11 Aug

Signal Your Intentions

Hey, what about that turn signal?

I was driving to an early appointment the other day. I’m in the middle left lane of a 4-lane road. A big white SUV is in the far-left lane just ahead of me. No other traffic on the road. 

Where did that come from? A flash of white crosses the lane in front of me and speeds towards the exit two more lanes over. I instinctively do a death grip on the steering wheel and hit the brakes.

The SUV never put a turn signal on. If it had, I would have lagged back and let him over. Instead he put both of us at risk by abruptly cutting in front of me. To top it off, flipping me the bird out the window. What? I did nothing wrong!

Hey, I know this was a minor discourtesy and much worse happens—deadly road rage incidents abound. Here’s the lesson that came through—

How often do we neglect to signal our intention when dealing with others?

And what does that inattention leave behind?
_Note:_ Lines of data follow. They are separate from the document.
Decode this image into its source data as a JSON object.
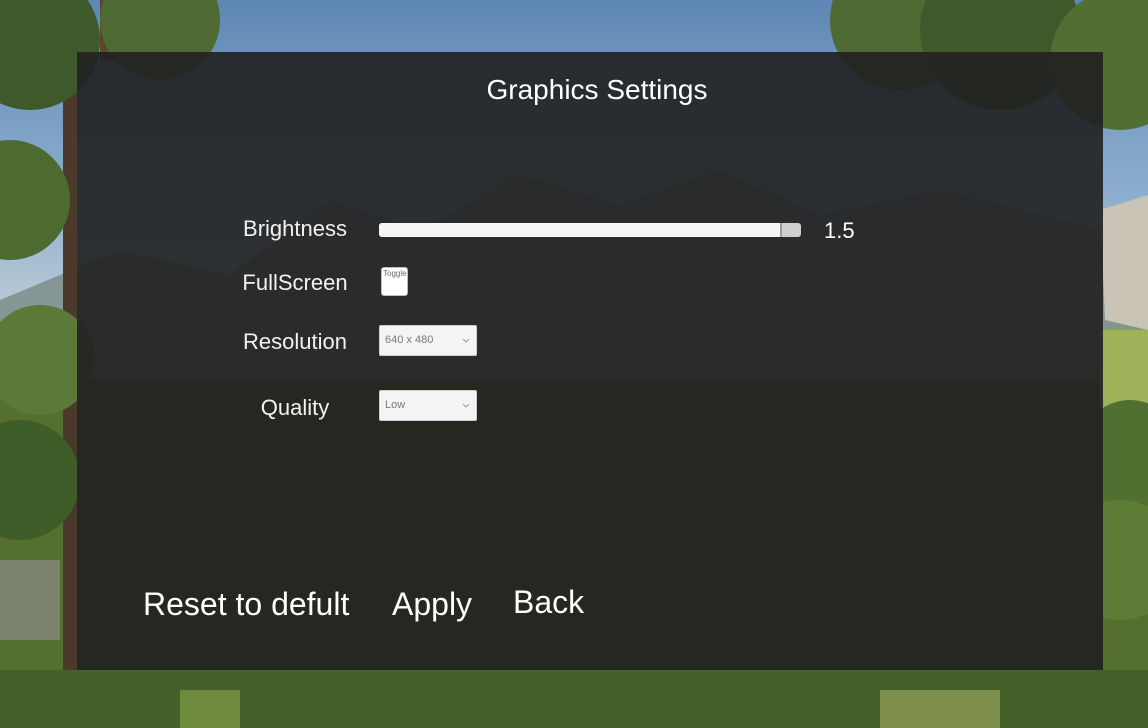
{
  "window": {
    "title": "Graphics Settings"
  },
  "settings": {
    "brightness": {
      "label": "Brightness",
      "value_text": "1.5",
      "fill_fraction": 0.95
    },
    "fullscreen": {
      "label": "FullScreen",
      "toggle_text": "Toggle"
    },
    "resolution": {
      "label": "Resolution",
      "selected": "640 x 480"
    },
    "quality": {
      "label": "Quality",
      "selected": "Low"
    }
  },
  "buttons": {
    "reset_label": "Reset to defult",
    "apply_label": "Apply",
    "back_label": "Back"
  },
  "icons": {
    "dropdown_arrow": "chevron-down-icon"
  },
  "colors": {
    "panel": "#202020",
    "text": "#ffffff",
    "slider_track": "#cfcfcf",
    "slider_fill": "#f5f5f5"
  }
}
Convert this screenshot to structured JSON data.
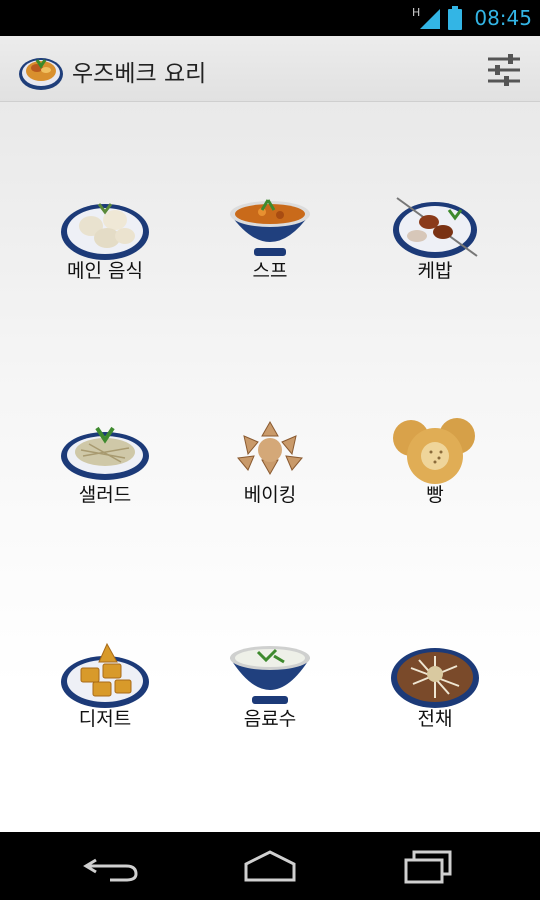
{
  "status_bar": {
    "network_label": "H",
    "time": "08:45",
    "icons": [
      "signal-icon",
      "battery-icon"
    ],
    "accent_color": "#33b5e5"
  },
  "action_bar": {
    "title": "우즈베크 요리",
    "app_icon": "plov-dish-icon",
    "settings_icon": "sliders-icon"
  },
  "categories": [
    {
      "label": "메인 음식",
      "icon": "dumplings-plate-icon"
    },
    {
      "label": "스프",
      "icon": "soup-bowl-icon"
    },
    {
      "label": "케밥",
      "icon": "kebab-plate-icon"
    },
    {
      "label": "샐러드",
      "icon": "salad-plate-icon"
    },
    {
      "label": "베이킹",
      "icon": "pastries-icon"
    },
    {
      "label": "빵",
      "icon": "bread-icon"
    },
    {
      "label": "디저트",
      "icon": "dessert-plate-icon"
    },
    {
      "label": "음료수",
      "icon": "drink-bowl-icon"
    },
    {
      "label": "전채",
      "icon": "appetizer-plate-icon"
    }
  ],
  "nav_bar": {
    "buttons": [
      "back-icon",
      "home-icon",
      "recent-apps-icon"
    ]
  }
}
A colleague was asked to brief a certain portion of the project at the Friday client meeting. The day prior, she had left early for a medical appointment knowing she was well-prepared with her update. When her turn came at the Friday meeting, she began her explanation. After a few sentences, her manager cut her off and profusely apologized to the client, then turned to her and said, “Didn’t you get the word? We cut that part from the project.”
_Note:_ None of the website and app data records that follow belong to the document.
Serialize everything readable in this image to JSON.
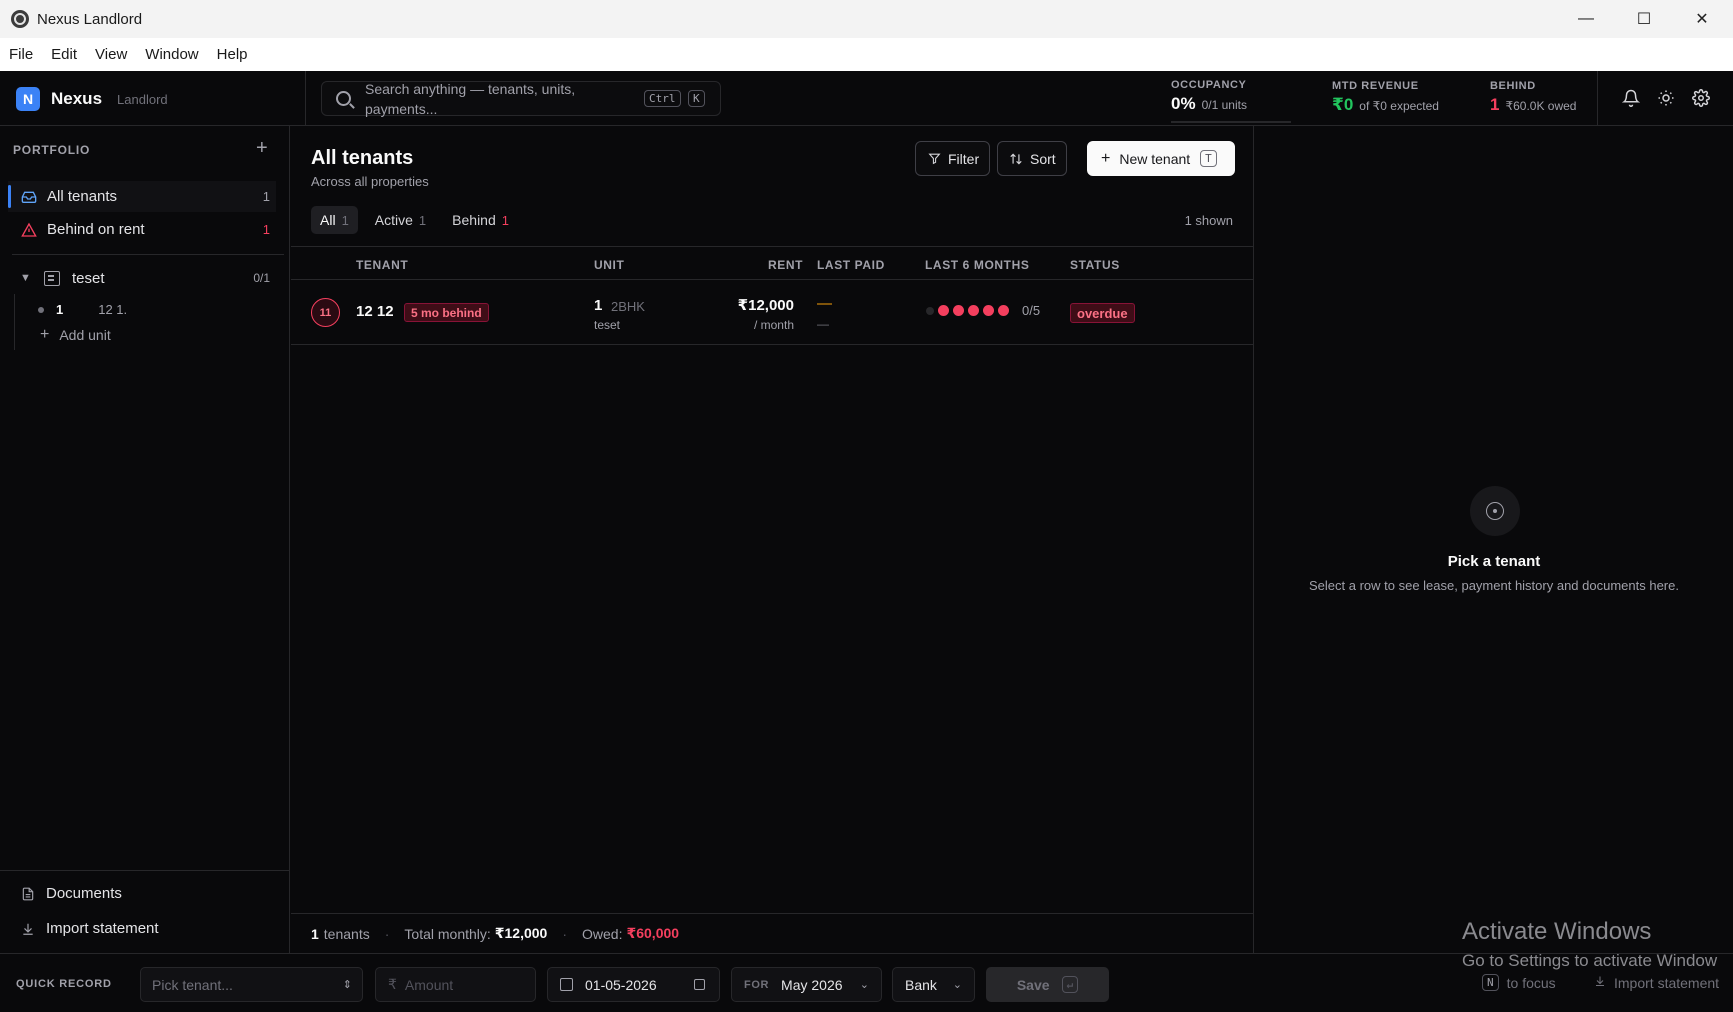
{
  "window": {
    "title": "Nexus Landlord",
    "minimize": "—",
    "maximize": "☐",
    "close": "✕"
  },
  "menu": [
    "File",
    "Edit",
    "View",
    "Window",
    "Help"
  ],
  "header": {
    "logo_letter": "N",
    "brand": "Nexus",
    "role": "Landlord",
    "search_placeholder": "Search anything — tenants, units, payments...",
    "search_kbd": [
      "Ctrl",
      "K"
    ],
    "occupancy": {
      "label": "OCCUPANCY",
      "value": "0%",
      "detail": "0/1 units",
      "fill_fraction": 0
    },
    "mtd_revenue": {
      "label": "MTD REVENUE",
      "value": "₹0",
      "detail": "of ₹0 expected"
    },
    "behind": {
      "label": "BEHIND",
      "value": "1",
      "detail": "₹60.0K owed"
    }
  },
  "sidebar": {
    "heading": "PORTFOLIO",
    "add_label": "+",
    "items": [
      {
        "label": "All tenants",
        "count": "1"
      },
      {
        "label": "Behind on rent",
        "count": "1"
      }
    ],
    "property": {
      "name": "teset",
      "count": "0/1"
    },
    "units": [
      {
        "number": "1",
        "label": "12 1."
      }
    ],
    "add_unit": "Add unit",
    "documents": "Documents",
    "import_statement": "Import statement"
  },
  "main": {
    "title": "All tenants",
    "subtitle": "Across all properties",
    "filter_label": "Filter",
    "sort_label": "Sort",
    "new_tenant_label": "New tenant",
    "new_tenant_kbd": "T",
    "tabs": [
      {
        "label": "All",
        "count": "1"
      },
      {
        "label": "Active",
        "count": "1"
      },
      {
        "label": "Behind",
        "count": "1"
      }
    ],
    "shown": "1 shown",
    "columns": [
      "TENANT",
      "UNIT",
      "RENT",
      "LAST PAID",
      "LAST 6 MONTHS",
      "STATUS"
    ],
    "rows": [
      {
        "avatar": "11",
        "name": "12 12",
        "behind_badge": "5 mo behind",
        "unit_number": "1",
        "unit_type": "2BHK",
        "property": "teset",
        "rent": "₹12,000",
        "rent_period": "/ month",
        "last_paid": "—",
        "last_paid_sub": "—",
        "months_paid": "0/5",
        "status": "overdue"
      }
    ],
    "footer": {
      "tenant_count": "1",
      "tenants_label": "tenants",
      "total_label": "Total monthly:",
      "total_value": "₹12,000",
      "owed_label": "Owed:",
      "owed_value": "₹60,000"
    }
  },
  "detail": {
    "empty_title": "Pick a tenant",
    "empty_subtitle": "Select a row to see lease, payment history and documents here."
  },
  "watermark": {
    "title": "Activate Windows",
    "subtitle": "Go to Settings to activate Window"
  },
  "quick_record": {
    "label": "QUICK RECORD",
    "tenant_placeholder": "Pick tenant...",
    "currency": "₹",
    "amount_placeholder": "Amount",
    "date": "01-05-2026",
    "for_label": "FOR",
    "month": "May 2026",
    "method": "Bank",
    "save_label": "Save",
    "save_kbd": "↵",
    "focus_kbd": "N",
    "focus_label": "to focus",
    "import_label": "Import statement"
  },
  "colors": {
    "accent": "#3b82f6",
    "danger": "#f43f5e",
    "success": "#22c55e",
    "warning": "#f59e0b",
    "background": "#09090b"
  }
}
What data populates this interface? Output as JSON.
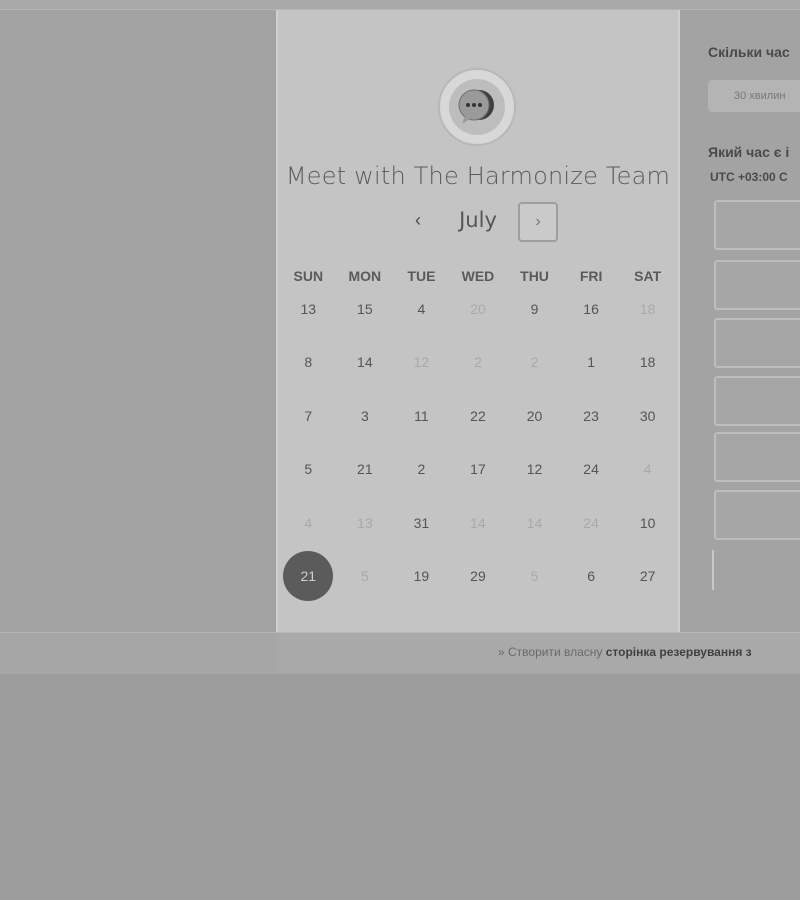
{
  "card": {
    "title": "Meet with The Harmonize Team",
    "month": "July",
    "prev_label": "‹",
    "next_label": "›"
  },
  "weekdays": [
    "SUN",
    "MON",
    "TUE",
    "WED",
    "THU",
    "FRI",
    "SAT"
  ],
  "calendar": {
    "rows": [
      [
        {
          "d": "13"
        },
        {
          "d": "15"
        },
        {
          "d": "4"
        },
        {
          "d": "20",
          "muted": true
        },
        {
          "d": "9"
        },
        {
          "d": "16"
        },
        {
          "d": "18",
          "muted": true
        }
      ],
      [
        {
          "d": "8"
        },
        {
          "d": "14"
        },
        {
          "d": "12",
          "muted": true
        },
        {
          "d": "2",
          "muted": true
        },
        {
          "d": "2",
          "muted": true
        },
        {
          "d": "1"
        },
        {
          "d": "18"
        }
      ],
      [
        {
          "d": "7"
        },
        {
          "d": "3"
        },
        {
          "d": "11"
        },
        {
          "d": "22"
        },
        {
          "d": "20"
        },
        {
          "d": "23"
        },
        {
          "d": "30"
        }
      ],
      [
        {
          "d": "5"
        },
        {
          "d": "21"
        },
        {
          "d": "2"
        },
        {
          "d": "17"
        },
        {
          "d": "12"
        },
        {
          "d": "24"
        },
        {
          "d": "4",
          "muted": true
        }
      ],
      [
        {
          "d": "4",
          "muted": true
        },
        {
          "d": "13",
          "muted": true
        },
        {
          "d": "31"
        },
        {
          "d": "14",
          "muted": true
        },
        {
          "d": "14",
          "muted": true
        },
        {
          "d": "24",
          "muted": true
        },
        {
          "d": "10"
        }
      ],
      [
        {
          "d": "21",
          "selected": true
        },
        {
          "d": "5",
          "muted": true
        },
        {
          "d": "19"
        },
        {
          "d": "29"
        },
        {
          "d": "5",
          "muted": true
        },
        {
          "d": "6"
        },
        {
          "d": "27"
        }
      ]
    ]
  },
  "right_pane": {
    "duration_heading": "Скільки час",
    "duration_chip": "30 хвилин",
    "time_heading": "Який час є і",
    "timezone": "UTC +03:00 C"
  },
  "footer": {
    "prefix": "» Створити власну ",
    "bold": "сторінка резервування з"
  }
}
Here she had been driving the speed limit in her lane. Then without warning, her manager swerved in front of her and essentially called into question her competence, a professional flipping the bird. In the manager’s mind, it was a non-incident. No accident happened.

This was a team and manager she had enjoyed working with. Now she felt blindsided and embarrassed in front of them and the client. She began to question her own value if they didn’t think enough of her to let her know of the ‘lane change.’ The security and certainty she once felt was subtly diminished. Her brain’s self-protection radar was activated. A shadow of doubt cast on a manager she once felt ‘had her back.’
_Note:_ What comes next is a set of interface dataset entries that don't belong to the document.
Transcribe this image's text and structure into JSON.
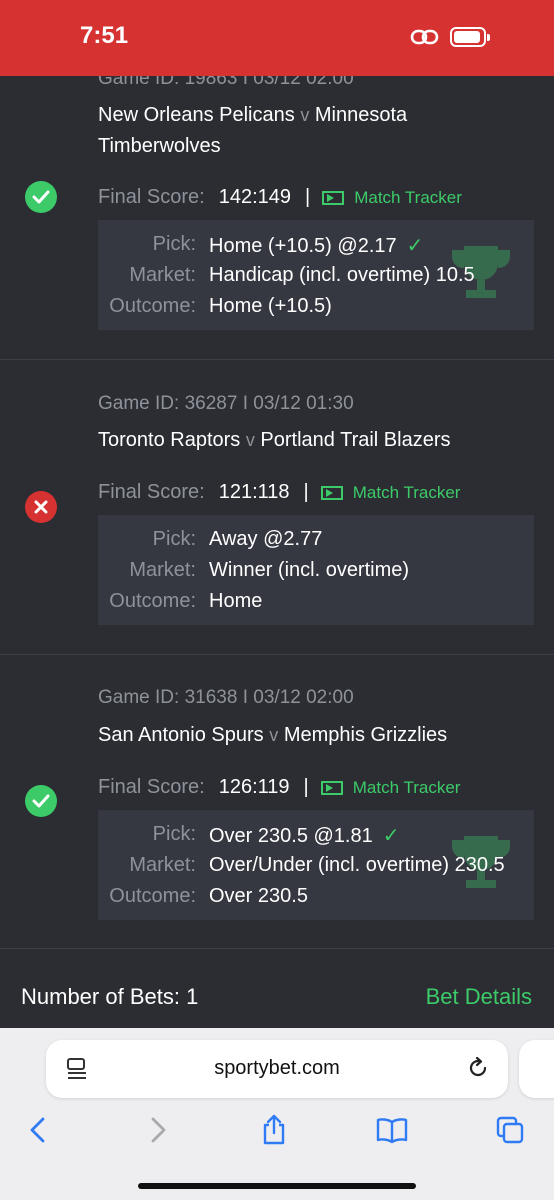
{
  "status_bar": {
    "time": "7:51"
  },
  "bets": [
    {
      "game_id_label": "Game ID:",
      "game_id": "19863",
      "date": "03/12 02:00",
      "home_team": "New Orleans Pelicans",
      "vs": "v",
      "away_team": "Minnesota Timberwolves",
      "final_score_label": "Final Score:",
      "final_score": "142:149",
      "tracker_label": "Match Tracker",
      "pick_label": "Pick:",
      "pick": "Home (+10.5) @2.17",
      "market_label": "Market:",
      "market": "Handicap (incl. overtime) 10.5",
      "outcome_label": "Outcome:",
      "outcome": "Home (+10.5)",
      "result": "won"
    },
    {
      "game_id_label": "Game ID:",
      "game_id": "36287",
      "date": "03/12 01:30",
      "home_team": "Toronto Raptors",
      "vs": "v",
      "away_team": "Portland Trail Blazers",
      "final_score_label": "Final Score:",
      "final_score": "121:118",
      "tracker_label": "Match Tracker",
      "pick_label": "Pick:",
      "pick": "Away @2.77",
      "market_label": "Market:",
      "market": "Winner (incl. overtime)",
      "outcome_label": "Outcome:",
      "outcome": "Home",
      "result": "lost"
    },
    {
      "game_id_label": "Game ID:",
      "game_id": "31638",
      "date": "03/12 02:00",
      "home_team": "San Antonio Spurs",
      "vs": "v",
      "away_team": "Memphis Grizzlies",
      "final_score_label": "Final Score:",
      "final_score": "126:119",
      "tracker_label": "Match Tracker",
      "pick_label": "Pick:",
      "pick": "Over 230.5 @1.81",
      "market_label": "Market:",
      "market": "Over/Under (incl. overtime) 230.5",
      "outcome_label": "Outcome:",
      "outcome": "Over 230.5",
      "result": "won"
    }
  ],
  "footer": {
    "bets_label": "Number of Bets: 1",
    "details_label": "Bet Details"
  },
  "browser": {
    "url": "sportybet.com"
  },
  "colors": {
    "status_bar": "#d63232",
    "background": "#2b2d33",
    "accent_green": "#3ccb68",
    "lost_red": "#d63232"
  }
}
How would this have been different if someone had thought to let her know about the change in the project? 

How often do we fail to signal our own intentions?

What’s the impact on others?

Photo Credit: Photo by Mark Stosberg on Unsplash

Leave A Reply

Your email address will not be published. Required fields are marked *